WHAT YOU ARE ASKED TO DO :: Scan the entries below and report only how many lines contain "name".

SUPPLIED RECORDS ::

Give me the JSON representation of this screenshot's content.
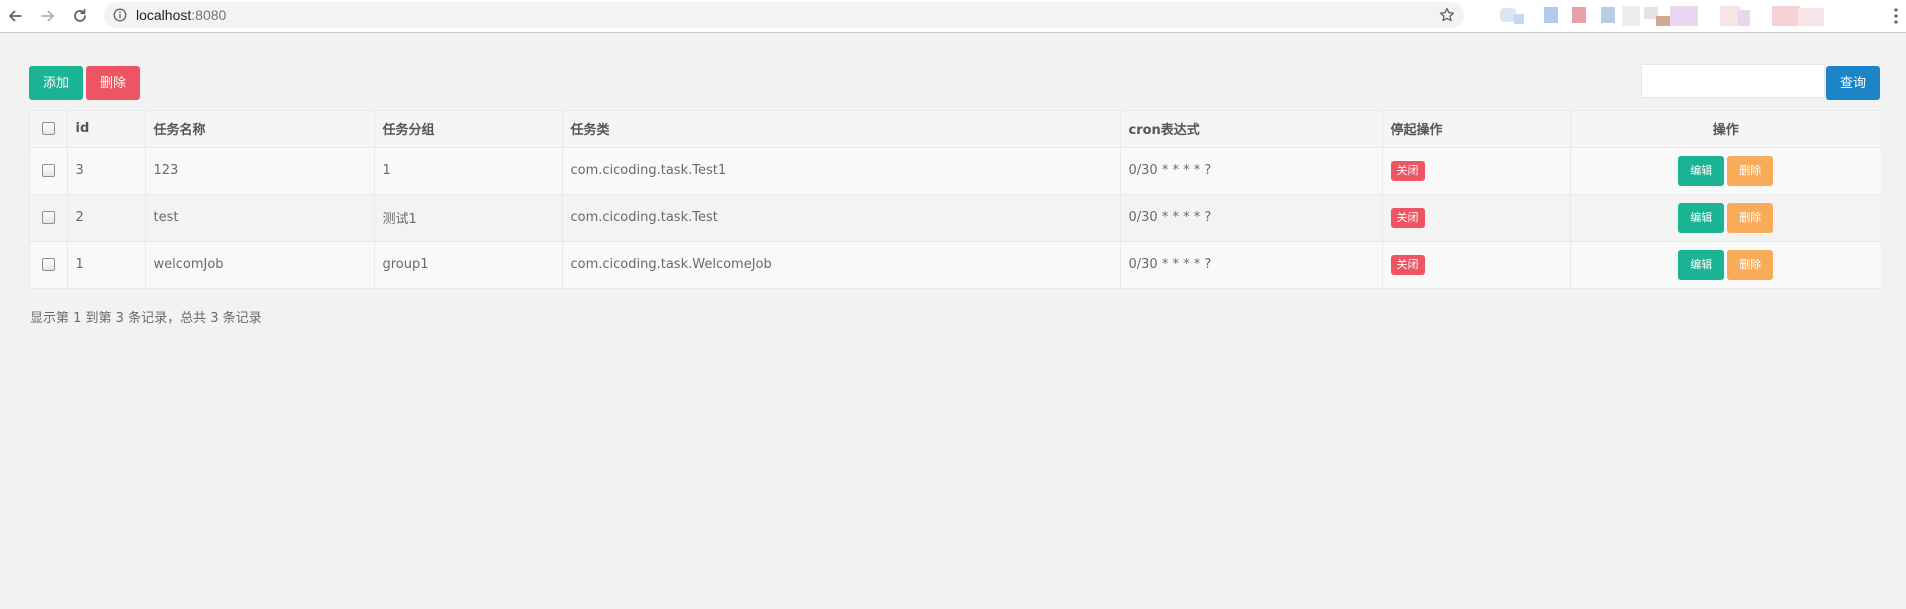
{
  "browser": {
    "url_host": "localhost",
    "url_port": ":8080"
  },
  "toolbar": {
    "add_label": "添加",
    "delete_label": "删除",
    "search_placeholder": "",
    "search_value": "",
    "search_label": "查询"
  },
  "table": {
    "columns": {
      "id": "id",
      "name": "任务名称",
      "group": "任务分组",
      "class": "任务类",
      "cron": "cron表达式",
      "toggle": "停起操作",
      "ops": "操作"
    },
    "rows": [
      {
        "id": "3",
        "name": "123",
        "group": "1",
        "class": "com.cicoding.task.Test1",
        "cron": "0/30 * * * * ?",
        "status_label": "关闭",
        "edit_label": "编辑",
        "remove_label": "删除"
      },
      {
        "id": "2",
        "name": "test",
        "group": "测试1",
        "class": "com.cicoding.task.Test",
        "cron": "0/30 * * * * ?",
        "status_label": "关闭",
        "edit_label": "编辑",
        "remove_label": "删除"
      },
      {
        "id": "1",
        "name": "welcomJob",
        "group": "group1",
        "class": "com.cicoding.task.WelcomeJob",
        "cron": "0/30 * * * * ?",
        "status_label": "关闭",
        "edit_label": "编辑",
        "remove_label": "删除"
      }
    ]
  },
  "pagination": {
    "info": "显示第 1 到第 3 条记录，总共 3 条记录"
  },
  "colors": {
    "primary": "#1ab394",
    "danger": "#ed5565",
    "warning": "#f8ac59",
    "info": "#1c84c6",
    "background": "#f2f2f2"
  }
}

RESULT :: 4